- Source data -

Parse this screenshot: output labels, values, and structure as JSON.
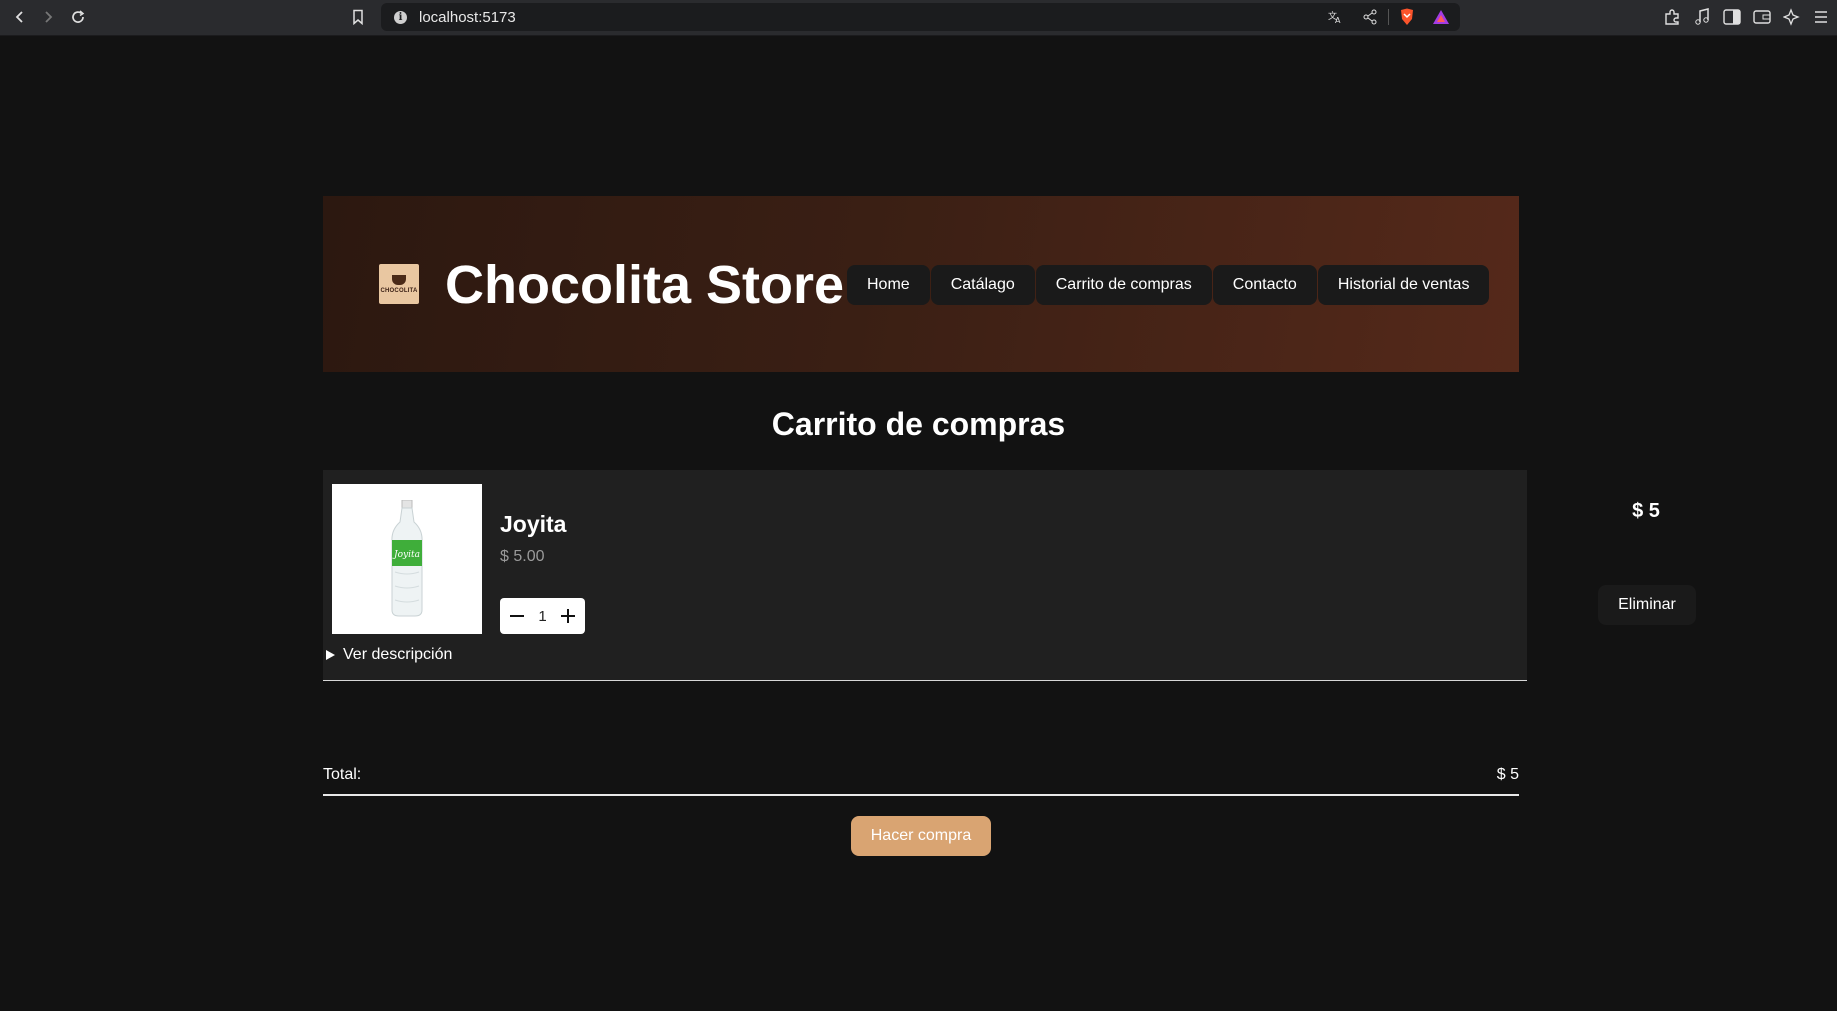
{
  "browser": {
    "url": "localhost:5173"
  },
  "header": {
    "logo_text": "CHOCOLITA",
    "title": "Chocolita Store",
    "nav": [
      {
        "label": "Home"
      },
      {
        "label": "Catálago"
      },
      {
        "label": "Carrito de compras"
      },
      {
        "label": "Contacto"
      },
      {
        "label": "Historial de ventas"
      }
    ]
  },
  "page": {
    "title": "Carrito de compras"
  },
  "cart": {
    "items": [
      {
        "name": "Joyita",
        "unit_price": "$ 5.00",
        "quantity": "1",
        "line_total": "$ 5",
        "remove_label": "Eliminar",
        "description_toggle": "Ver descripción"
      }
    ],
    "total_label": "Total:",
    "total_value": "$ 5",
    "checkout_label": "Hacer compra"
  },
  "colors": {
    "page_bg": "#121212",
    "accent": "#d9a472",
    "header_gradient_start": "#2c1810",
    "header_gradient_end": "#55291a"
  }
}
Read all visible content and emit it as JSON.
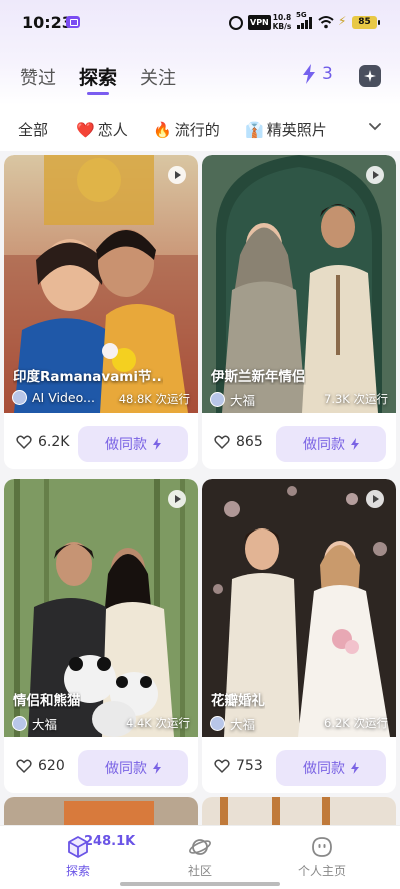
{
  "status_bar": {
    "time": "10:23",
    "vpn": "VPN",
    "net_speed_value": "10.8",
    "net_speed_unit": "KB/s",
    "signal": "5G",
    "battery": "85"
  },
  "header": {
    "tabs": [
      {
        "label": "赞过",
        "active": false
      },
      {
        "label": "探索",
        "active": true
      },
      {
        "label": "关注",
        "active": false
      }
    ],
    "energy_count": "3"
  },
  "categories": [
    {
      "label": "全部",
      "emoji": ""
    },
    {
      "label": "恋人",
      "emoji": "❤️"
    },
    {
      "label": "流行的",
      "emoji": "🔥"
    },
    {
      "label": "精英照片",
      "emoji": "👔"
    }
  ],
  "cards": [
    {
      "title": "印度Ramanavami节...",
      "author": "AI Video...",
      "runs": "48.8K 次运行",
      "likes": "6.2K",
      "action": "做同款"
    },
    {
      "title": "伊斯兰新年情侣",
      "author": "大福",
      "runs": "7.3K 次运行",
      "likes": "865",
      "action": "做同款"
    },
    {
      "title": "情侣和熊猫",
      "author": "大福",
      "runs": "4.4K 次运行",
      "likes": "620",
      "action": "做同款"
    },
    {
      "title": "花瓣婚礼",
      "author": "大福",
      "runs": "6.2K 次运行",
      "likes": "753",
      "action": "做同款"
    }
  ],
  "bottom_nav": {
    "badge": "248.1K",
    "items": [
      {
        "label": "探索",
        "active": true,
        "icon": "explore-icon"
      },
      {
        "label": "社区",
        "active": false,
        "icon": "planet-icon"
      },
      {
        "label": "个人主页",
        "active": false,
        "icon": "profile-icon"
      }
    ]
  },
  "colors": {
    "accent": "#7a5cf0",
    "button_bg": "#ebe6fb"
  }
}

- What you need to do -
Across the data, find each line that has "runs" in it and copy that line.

- Exercise result -
      "runs": "48.8K 次运行",
      "runs": "7.3K 次运行",
      "runs": "4.4K 次运行",
      "runs": "6.2K 次运行",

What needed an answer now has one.